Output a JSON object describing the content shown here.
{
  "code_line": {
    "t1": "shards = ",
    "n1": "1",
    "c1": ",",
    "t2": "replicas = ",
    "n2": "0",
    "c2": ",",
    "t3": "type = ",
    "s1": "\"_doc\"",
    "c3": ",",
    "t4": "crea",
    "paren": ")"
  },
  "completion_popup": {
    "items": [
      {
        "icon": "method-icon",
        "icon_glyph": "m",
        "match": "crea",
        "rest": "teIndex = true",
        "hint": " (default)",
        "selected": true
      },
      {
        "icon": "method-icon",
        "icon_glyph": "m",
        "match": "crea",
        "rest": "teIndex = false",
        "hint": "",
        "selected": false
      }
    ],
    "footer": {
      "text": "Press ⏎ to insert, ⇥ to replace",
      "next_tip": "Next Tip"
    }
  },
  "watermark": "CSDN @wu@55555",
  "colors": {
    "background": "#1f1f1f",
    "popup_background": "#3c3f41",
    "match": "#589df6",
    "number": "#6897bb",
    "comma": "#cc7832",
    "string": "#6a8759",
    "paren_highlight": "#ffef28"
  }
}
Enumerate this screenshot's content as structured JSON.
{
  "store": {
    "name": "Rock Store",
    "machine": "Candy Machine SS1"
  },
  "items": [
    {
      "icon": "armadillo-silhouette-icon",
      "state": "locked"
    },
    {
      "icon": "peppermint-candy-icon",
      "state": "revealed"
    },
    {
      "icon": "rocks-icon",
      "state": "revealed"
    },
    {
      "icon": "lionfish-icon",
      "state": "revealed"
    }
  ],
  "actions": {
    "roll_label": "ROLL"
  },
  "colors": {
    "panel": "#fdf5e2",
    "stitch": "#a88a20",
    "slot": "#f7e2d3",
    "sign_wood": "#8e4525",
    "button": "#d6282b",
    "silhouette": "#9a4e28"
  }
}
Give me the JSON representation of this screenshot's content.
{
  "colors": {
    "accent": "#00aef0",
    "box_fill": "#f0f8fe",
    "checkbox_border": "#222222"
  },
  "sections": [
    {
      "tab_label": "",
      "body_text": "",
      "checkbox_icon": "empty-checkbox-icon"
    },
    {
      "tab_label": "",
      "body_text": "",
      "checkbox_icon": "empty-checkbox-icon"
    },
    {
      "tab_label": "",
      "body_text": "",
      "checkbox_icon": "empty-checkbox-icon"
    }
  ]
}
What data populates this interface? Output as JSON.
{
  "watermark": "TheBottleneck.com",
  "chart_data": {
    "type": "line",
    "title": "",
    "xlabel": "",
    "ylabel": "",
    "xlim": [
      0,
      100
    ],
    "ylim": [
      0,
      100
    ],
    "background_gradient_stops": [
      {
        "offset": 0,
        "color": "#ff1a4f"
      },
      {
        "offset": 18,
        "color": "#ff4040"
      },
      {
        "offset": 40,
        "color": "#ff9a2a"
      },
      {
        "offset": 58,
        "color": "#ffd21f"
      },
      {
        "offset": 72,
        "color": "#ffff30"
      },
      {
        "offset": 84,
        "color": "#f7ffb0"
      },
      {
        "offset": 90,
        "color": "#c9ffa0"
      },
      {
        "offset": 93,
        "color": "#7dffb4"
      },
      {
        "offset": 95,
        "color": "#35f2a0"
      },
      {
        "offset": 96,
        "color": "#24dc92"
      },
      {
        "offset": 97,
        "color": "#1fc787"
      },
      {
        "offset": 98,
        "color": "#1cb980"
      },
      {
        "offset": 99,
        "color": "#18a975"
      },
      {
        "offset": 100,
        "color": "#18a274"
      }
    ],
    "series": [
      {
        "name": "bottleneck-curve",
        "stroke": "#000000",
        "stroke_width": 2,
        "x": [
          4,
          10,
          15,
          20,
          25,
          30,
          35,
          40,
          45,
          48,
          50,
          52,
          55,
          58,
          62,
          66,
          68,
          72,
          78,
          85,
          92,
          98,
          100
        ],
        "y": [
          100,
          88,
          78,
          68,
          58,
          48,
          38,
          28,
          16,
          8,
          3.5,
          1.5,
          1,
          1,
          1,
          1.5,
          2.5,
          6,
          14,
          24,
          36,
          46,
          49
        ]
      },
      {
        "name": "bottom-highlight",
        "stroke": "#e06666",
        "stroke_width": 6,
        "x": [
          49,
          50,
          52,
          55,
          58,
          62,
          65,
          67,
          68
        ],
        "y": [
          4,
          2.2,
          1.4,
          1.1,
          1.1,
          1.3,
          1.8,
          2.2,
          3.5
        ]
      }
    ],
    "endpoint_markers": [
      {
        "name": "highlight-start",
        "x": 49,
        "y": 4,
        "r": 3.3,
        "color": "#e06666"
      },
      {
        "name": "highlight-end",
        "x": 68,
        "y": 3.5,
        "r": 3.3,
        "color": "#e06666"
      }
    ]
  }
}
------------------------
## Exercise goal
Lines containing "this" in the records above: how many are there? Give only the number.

## Finished task
3